International criminal gangs are recruiting drivers in Baltic states with promises of jobs moving goods within the European Union. But the “goods” in question turn out to be migrants from Iran, Syria and other far-flung countries.

This joint investigation by newsrooms in Latvia, Lithuania and Hungary takes us inside this lucrative trade in human beings. It reveals the involvement of Baltic nationals in the illegal transportation of irregular migrants on two European routes: one via the EU’s border with Belarus and the other from southeast Europe via the Balkans and into Germany and beyond.

Source: Materials from the criminal case files.

The journalists found that drivers are often recruited through social media with the offer of work in countries like Hungary, Czech Republic, Croatia, Poland and Serbia. Gangs advertise on Facebook chat or use QR codes that take users to secret groups on Telegram.

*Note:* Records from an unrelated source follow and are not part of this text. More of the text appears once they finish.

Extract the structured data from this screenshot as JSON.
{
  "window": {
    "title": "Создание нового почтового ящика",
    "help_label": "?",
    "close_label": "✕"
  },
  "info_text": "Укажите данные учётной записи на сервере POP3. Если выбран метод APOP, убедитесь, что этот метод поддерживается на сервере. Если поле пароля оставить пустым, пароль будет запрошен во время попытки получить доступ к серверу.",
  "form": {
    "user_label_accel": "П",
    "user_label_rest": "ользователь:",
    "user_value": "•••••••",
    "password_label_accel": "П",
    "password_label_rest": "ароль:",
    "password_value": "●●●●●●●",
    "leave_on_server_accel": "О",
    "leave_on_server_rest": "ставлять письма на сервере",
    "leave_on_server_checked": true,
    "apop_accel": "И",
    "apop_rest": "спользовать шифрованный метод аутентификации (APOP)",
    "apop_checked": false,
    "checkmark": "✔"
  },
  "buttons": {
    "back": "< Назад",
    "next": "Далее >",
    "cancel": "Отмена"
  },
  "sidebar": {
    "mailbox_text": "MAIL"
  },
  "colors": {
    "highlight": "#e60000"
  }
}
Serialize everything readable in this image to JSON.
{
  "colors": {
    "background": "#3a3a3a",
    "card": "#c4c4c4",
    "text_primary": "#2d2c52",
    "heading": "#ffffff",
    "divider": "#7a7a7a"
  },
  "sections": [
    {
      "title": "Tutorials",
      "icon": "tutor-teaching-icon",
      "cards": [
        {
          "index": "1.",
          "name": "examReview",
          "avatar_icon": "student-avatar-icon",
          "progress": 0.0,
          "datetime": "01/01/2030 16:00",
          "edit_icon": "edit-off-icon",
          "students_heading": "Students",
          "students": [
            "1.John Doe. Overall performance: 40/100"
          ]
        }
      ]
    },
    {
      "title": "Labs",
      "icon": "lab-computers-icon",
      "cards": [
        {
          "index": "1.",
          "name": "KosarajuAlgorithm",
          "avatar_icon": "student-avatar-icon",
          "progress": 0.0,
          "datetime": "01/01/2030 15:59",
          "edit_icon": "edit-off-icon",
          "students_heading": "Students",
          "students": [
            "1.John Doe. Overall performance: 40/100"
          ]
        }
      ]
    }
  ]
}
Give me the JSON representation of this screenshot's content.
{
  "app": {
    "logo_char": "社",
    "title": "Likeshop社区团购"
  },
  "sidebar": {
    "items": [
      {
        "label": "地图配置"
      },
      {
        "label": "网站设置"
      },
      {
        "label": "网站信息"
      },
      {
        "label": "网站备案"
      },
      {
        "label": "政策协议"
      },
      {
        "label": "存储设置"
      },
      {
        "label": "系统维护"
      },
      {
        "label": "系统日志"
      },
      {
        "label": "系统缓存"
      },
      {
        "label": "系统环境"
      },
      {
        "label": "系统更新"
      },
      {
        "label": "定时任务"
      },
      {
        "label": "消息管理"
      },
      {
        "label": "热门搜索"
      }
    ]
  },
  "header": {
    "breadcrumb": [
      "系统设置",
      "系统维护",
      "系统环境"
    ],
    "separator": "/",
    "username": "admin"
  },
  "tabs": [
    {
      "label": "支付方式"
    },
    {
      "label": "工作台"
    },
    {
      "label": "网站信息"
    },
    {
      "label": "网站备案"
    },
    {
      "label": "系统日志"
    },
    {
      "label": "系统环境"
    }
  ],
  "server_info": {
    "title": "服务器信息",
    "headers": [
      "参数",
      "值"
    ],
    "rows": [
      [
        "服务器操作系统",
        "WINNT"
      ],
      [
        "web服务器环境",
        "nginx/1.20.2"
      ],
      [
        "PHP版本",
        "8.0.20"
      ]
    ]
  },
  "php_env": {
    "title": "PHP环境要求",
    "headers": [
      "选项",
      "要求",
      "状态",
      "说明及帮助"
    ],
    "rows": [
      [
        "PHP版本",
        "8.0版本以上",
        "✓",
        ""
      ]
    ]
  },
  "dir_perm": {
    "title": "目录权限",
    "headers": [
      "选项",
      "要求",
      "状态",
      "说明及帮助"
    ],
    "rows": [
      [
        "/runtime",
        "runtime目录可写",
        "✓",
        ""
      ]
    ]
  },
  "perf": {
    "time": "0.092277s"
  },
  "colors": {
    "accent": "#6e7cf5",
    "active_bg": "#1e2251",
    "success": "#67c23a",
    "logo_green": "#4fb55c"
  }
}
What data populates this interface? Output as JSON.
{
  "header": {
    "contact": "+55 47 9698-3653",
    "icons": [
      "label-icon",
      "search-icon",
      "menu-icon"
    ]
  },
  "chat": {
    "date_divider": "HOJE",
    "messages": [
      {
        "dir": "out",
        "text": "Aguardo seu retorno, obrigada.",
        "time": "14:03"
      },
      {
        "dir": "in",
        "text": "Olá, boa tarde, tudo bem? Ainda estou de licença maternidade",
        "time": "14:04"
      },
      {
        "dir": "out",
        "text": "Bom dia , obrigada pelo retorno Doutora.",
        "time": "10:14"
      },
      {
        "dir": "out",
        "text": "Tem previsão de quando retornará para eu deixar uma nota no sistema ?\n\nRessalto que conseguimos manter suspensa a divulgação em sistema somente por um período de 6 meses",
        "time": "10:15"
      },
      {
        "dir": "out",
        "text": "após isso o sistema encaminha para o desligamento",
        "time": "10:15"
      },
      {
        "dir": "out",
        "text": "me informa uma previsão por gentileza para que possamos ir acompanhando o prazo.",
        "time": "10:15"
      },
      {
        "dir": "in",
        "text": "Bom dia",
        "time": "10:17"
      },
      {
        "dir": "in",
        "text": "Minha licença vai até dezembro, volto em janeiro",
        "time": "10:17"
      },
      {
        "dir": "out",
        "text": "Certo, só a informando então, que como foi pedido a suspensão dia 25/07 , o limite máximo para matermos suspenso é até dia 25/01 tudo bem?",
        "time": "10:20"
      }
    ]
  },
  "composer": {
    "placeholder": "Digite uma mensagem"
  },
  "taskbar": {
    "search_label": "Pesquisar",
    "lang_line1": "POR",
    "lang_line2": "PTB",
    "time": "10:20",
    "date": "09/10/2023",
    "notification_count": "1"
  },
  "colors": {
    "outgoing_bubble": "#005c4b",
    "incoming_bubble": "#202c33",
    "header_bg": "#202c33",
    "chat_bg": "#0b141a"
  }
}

Recruiters often deceive drivers by not revealing the true nature of the job until it’s too late. When the penny drops, drivers are told they won’t face punishment because they are foreigners, or because transporting migrants inside a single country is not illegal.

Despite these empty reassurances, the numbers of Baltic nationals detained abroad for people smuggling is rising significantly, the investigation found.

Penalties in Hungary are harsh, with sentences ranging from two to eight years in prison. But prisoner numbers are so high that authorities have started releasing smugglers early, to meet EU standards for inmate living conditions and to reduce the costs of detaining foreigners.

Meanwhile, international kingpins of the smuggling trade are rarely caught.

That demand for Baltic drivers is growing is evidenced by a surge in criminal cases in Latvia and Lithuania, the investigation found.

In Latvia and Lithuania, sanctions for convicted smugglers have been lenient, with many getting fines and community service. However, numbers have shot up so sharply that Latvia has recently changed the law to allow sentences of up to 10 years.

The journalists traced the rise in people smuggling from Baltic states to “hybrid warfare” tactics used in neighbouring Belarus, which is pushing migrants from around the world into the European Union in response to EU sanctions. The trend shows no signs of subsiding.

Told through the eyes of convicted drivers tracked down in Hungarian and Austrian prisons, the story offers unprecedented insight into people smuggling in the EU via the Belarus gateway and Balkan route.

The investigation was carried out by Re:Baltica in Latvia and Estonia, VSquare in Hungary and LRT in Lithuania. It resulted in more than a dozen text stories and a documentary.

See the stories below.

Published stories